▸ **TO DO**
Reply only with how many lines of the listing below hold the word "What".

▸ **DATA EXTRACT**
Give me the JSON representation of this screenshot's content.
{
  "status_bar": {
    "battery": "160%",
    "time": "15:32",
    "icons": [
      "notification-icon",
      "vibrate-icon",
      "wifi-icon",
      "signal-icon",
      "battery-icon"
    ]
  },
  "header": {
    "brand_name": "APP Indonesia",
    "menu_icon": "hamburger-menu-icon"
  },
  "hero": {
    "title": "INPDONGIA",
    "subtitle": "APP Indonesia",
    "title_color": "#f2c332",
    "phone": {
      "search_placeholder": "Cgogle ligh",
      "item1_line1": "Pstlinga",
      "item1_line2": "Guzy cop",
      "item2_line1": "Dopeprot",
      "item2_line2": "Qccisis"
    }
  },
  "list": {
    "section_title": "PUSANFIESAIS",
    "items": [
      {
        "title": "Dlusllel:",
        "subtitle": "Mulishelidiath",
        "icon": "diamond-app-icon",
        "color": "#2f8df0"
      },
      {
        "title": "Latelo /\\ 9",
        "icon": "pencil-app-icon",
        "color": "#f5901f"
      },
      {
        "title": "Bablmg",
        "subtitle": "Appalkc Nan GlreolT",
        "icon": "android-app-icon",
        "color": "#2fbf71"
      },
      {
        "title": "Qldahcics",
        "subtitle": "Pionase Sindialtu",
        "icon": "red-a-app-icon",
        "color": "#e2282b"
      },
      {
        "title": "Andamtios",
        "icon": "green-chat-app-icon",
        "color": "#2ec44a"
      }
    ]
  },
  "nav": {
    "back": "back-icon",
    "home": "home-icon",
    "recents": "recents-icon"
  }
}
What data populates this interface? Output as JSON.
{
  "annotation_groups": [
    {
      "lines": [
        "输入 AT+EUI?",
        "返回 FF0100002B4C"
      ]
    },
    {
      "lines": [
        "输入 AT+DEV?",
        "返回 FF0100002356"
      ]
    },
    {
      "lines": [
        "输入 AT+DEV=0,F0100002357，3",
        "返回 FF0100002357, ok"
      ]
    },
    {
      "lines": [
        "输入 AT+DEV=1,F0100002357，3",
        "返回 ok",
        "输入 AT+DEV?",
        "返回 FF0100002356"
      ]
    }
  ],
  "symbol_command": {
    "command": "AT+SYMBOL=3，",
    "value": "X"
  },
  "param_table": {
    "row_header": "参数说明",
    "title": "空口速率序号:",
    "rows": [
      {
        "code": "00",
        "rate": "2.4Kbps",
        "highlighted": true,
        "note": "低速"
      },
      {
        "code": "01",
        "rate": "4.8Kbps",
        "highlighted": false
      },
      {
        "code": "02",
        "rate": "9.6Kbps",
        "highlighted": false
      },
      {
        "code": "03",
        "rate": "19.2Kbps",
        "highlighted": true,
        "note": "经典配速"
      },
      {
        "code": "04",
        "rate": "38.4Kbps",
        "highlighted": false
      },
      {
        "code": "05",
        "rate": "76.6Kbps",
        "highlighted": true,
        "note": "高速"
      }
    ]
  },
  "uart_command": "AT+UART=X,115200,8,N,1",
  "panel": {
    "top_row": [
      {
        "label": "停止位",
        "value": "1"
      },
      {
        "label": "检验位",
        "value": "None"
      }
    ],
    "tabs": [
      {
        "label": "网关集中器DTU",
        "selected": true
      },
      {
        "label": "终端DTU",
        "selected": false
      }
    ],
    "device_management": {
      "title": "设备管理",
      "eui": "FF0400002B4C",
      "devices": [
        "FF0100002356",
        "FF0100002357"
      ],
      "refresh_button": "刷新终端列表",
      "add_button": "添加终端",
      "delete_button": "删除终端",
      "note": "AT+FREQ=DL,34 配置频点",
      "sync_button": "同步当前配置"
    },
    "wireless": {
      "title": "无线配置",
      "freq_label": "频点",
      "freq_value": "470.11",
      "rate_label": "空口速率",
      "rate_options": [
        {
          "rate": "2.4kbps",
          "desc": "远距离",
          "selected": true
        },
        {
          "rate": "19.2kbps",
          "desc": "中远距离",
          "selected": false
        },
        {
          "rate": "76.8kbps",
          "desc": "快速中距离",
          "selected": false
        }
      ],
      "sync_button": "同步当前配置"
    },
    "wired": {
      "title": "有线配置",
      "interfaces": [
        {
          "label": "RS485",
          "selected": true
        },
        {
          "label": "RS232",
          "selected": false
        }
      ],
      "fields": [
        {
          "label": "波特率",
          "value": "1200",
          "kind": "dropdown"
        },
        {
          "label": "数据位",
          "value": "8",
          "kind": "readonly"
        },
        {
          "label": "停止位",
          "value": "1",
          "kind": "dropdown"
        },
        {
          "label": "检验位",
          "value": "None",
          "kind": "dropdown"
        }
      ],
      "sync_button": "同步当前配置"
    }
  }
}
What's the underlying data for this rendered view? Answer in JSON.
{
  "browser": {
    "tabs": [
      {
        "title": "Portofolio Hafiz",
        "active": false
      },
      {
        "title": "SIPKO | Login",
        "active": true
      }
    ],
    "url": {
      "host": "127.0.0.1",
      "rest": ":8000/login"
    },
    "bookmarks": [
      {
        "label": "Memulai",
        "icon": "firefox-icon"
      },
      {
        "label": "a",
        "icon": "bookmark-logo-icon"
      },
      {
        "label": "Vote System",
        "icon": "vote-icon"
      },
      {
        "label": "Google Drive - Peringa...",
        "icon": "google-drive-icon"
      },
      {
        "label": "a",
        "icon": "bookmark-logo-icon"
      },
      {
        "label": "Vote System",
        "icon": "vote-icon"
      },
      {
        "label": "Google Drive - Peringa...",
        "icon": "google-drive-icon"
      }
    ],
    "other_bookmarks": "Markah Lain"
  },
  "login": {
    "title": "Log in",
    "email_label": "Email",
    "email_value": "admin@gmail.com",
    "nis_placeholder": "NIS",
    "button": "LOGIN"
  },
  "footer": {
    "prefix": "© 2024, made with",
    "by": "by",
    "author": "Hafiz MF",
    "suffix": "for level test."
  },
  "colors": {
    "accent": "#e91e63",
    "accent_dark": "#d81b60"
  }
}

▸ **OUTPUT FOR THIS EXERCISE**
2